# [Task statement]
Only lines below containing the string "checked" should be counted; please give that count by itself.

# [Source information]
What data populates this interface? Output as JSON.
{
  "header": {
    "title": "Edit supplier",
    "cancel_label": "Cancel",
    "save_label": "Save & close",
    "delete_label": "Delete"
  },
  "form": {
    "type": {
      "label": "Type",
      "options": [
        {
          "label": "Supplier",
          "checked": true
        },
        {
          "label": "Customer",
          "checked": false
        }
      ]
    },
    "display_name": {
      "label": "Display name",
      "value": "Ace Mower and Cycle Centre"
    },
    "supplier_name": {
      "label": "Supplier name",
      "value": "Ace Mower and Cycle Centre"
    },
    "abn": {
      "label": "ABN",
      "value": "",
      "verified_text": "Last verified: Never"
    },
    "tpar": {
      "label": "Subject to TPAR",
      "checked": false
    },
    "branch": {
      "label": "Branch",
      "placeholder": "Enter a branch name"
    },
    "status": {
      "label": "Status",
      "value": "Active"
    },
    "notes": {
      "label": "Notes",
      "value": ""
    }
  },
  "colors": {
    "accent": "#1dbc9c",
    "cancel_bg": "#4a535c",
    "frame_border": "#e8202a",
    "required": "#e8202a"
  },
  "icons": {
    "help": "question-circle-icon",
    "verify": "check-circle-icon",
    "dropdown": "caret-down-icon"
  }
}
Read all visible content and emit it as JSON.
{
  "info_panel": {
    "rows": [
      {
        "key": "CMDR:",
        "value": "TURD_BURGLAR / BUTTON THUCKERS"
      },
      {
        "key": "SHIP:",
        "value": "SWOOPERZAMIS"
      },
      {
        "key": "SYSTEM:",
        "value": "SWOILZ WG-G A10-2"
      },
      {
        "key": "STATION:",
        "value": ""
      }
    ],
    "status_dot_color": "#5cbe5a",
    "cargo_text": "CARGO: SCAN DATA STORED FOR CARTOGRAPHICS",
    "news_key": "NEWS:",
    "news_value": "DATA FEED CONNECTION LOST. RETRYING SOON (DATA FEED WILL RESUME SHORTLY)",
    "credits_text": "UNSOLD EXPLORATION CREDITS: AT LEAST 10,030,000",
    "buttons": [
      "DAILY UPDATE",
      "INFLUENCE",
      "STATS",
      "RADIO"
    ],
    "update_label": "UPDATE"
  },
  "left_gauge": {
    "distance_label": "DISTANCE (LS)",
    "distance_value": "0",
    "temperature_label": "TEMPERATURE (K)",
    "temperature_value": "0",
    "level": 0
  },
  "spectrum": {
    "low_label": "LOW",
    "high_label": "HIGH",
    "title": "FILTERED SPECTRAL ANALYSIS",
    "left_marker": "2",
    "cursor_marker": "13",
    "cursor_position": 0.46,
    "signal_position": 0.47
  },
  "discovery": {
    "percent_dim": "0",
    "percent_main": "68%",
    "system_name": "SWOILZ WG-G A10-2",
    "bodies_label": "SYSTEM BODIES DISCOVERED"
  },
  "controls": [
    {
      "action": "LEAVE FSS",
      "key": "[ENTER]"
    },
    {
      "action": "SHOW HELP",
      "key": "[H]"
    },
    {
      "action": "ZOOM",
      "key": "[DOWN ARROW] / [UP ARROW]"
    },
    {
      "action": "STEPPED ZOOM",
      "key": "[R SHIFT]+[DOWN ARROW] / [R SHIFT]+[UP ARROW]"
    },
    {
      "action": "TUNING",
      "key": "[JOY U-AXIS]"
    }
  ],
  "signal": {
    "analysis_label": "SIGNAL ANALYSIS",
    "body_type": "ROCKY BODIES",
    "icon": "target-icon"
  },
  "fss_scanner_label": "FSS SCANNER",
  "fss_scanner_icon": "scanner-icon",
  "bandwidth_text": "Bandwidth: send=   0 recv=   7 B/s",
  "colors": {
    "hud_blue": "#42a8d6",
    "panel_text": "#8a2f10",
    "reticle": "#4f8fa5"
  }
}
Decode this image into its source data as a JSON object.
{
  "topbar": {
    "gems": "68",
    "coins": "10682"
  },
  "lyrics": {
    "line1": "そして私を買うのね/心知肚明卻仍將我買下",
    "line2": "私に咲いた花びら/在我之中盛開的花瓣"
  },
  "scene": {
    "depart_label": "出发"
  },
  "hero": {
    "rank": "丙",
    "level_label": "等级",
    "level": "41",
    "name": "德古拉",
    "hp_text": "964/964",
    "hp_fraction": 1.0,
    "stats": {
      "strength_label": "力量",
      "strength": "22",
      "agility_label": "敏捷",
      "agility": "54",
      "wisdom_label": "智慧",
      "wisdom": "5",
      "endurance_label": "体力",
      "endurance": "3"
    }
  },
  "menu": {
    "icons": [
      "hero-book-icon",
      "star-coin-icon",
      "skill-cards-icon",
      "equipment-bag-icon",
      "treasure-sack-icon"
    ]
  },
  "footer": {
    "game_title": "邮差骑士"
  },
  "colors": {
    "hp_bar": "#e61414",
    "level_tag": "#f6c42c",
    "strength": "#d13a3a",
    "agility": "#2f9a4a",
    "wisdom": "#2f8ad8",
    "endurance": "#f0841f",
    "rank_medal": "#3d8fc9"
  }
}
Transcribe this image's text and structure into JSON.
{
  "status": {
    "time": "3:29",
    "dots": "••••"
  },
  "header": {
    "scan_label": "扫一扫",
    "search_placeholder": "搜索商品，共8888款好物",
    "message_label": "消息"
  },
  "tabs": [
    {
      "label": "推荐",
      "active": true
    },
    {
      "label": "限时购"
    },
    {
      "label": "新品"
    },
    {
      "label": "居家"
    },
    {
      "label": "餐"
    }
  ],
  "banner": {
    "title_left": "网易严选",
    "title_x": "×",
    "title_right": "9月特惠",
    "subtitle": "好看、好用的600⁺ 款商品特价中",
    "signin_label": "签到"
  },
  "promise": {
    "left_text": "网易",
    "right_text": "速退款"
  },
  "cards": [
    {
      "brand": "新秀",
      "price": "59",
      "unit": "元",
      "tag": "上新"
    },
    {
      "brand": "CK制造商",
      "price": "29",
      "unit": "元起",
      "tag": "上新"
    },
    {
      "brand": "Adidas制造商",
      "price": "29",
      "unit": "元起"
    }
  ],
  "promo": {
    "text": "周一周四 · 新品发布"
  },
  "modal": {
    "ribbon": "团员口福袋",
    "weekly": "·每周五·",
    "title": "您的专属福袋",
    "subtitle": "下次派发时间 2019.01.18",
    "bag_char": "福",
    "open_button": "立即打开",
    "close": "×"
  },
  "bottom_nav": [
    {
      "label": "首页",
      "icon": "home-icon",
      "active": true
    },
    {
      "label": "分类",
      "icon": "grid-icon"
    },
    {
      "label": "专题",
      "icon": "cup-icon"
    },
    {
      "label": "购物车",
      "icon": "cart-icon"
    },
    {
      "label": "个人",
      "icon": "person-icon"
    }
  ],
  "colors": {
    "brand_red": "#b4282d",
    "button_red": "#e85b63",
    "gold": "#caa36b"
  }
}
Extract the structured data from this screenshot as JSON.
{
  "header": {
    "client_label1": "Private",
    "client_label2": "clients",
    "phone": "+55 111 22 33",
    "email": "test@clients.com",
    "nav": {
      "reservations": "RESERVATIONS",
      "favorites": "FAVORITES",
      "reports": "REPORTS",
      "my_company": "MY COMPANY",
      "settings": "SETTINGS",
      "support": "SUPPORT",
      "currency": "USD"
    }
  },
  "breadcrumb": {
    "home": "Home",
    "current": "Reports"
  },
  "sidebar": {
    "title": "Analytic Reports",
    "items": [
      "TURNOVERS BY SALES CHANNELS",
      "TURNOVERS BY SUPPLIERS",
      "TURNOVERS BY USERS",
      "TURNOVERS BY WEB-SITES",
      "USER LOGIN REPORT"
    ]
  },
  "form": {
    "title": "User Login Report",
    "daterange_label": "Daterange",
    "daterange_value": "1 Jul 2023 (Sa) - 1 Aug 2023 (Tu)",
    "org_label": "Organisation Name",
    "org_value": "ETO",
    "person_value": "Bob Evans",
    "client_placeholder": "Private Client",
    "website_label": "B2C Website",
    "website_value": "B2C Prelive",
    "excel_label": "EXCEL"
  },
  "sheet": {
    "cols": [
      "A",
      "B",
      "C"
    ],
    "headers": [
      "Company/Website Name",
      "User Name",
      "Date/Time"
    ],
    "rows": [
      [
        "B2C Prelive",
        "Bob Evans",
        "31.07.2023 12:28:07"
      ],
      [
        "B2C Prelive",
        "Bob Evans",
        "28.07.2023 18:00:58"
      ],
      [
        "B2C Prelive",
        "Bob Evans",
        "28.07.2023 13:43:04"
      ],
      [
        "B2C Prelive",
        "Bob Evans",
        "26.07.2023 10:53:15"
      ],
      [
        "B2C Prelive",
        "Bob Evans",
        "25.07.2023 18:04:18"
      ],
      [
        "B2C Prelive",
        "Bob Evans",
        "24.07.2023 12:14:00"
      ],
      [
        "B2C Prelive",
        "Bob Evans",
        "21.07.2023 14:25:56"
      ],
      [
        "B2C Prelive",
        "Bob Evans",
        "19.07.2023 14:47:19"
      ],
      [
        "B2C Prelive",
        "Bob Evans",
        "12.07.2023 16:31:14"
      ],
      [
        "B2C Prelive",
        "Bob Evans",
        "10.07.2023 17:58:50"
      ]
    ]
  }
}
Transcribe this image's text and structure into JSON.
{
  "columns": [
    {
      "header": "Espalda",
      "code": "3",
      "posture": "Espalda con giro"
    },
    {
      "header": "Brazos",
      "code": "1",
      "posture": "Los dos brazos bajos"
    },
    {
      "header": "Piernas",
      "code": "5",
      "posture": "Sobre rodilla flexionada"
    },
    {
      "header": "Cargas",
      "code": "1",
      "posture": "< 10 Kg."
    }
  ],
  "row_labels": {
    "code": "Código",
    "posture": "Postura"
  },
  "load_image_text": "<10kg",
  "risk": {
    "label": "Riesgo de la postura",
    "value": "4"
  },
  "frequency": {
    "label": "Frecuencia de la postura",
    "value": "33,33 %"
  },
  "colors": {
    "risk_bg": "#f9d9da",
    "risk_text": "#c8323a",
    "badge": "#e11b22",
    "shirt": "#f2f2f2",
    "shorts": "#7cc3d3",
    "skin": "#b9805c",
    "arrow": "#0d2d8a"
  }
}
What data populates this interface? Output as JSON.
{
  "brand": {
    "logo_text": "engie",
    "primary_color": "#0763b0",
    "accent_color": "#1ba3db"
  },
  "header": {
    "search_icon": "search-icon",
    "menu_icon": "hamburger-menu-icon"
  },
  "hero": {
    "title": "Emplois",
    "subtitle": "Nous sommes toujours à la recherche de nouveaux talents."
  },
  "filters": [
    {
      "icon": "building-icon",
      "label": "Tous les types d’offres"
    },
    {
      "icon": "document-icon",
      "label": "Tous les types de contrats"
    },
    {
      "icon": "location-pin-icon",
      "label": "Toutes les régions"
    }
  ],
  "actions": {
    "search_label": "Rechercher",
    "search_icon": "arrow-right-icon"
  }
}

# [Solution]
3